a, an / the
The words a/an and the are "articles". We divide them into "indefinite" and "definite" like this:
|indefinite articles||definite article|
We use "indefinite" to mean not sure, not certain. "Indefinite" is general.
We use "definite" to mean sure, certain. "Definite" is particular.
When we are talking about one thing in general, we use a or an. When we are talking about one thing in particular, we use the.
Think of the sky at night. In the sky we see millions of stars and 1 moon. So normally we would say:
- I saw a star last night.
- I saw the moon last night.
Look at these examples:

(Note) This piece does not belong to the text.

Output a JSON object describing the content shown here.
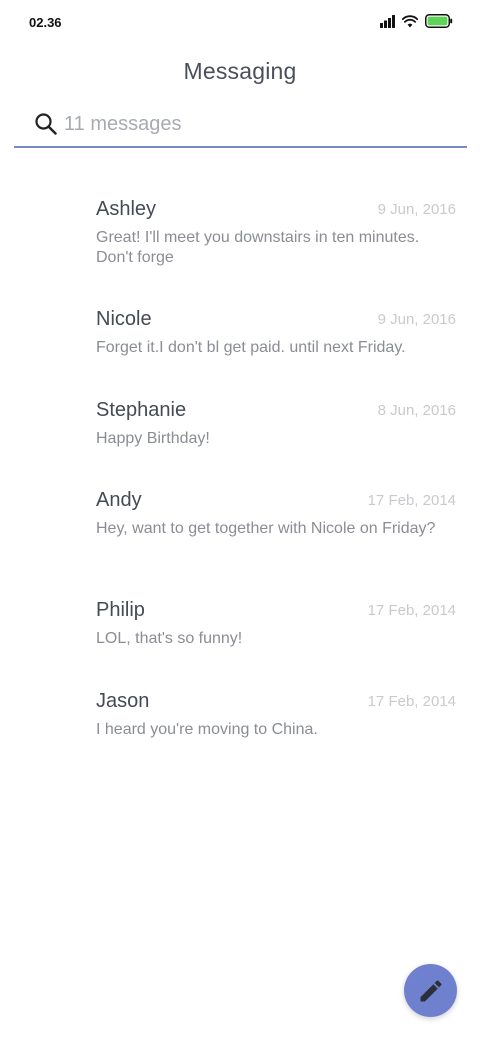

|I was born in a town.
John had an omelette for lunch.
James Bond ordered a drink.
We want to buy an umbrella.
Have you got a pen?
|The capital of France is Paris.
I have found the book that I lost.
Have you cleaned the car?
There are six eggs in the fridge.
Please switch off the TV when you finish.
Of course, often we can use a/an or the for the same word. It depends on the situation, not the word. Look at these examples:
- We want to buy an umbrella. (Any umbrella, not a particular umbrella.)
- Where is the umbrella? (We already have an umbrella. We are looking for our umbrella, a particular umbrella.)
A man and a woman were walking in Oxford Street. The woman saw a dress that she liked in a shop. She asked the man if he could buy the dress for her. He said: "Do you think the shop will accept a cheque? I don't have a credit card."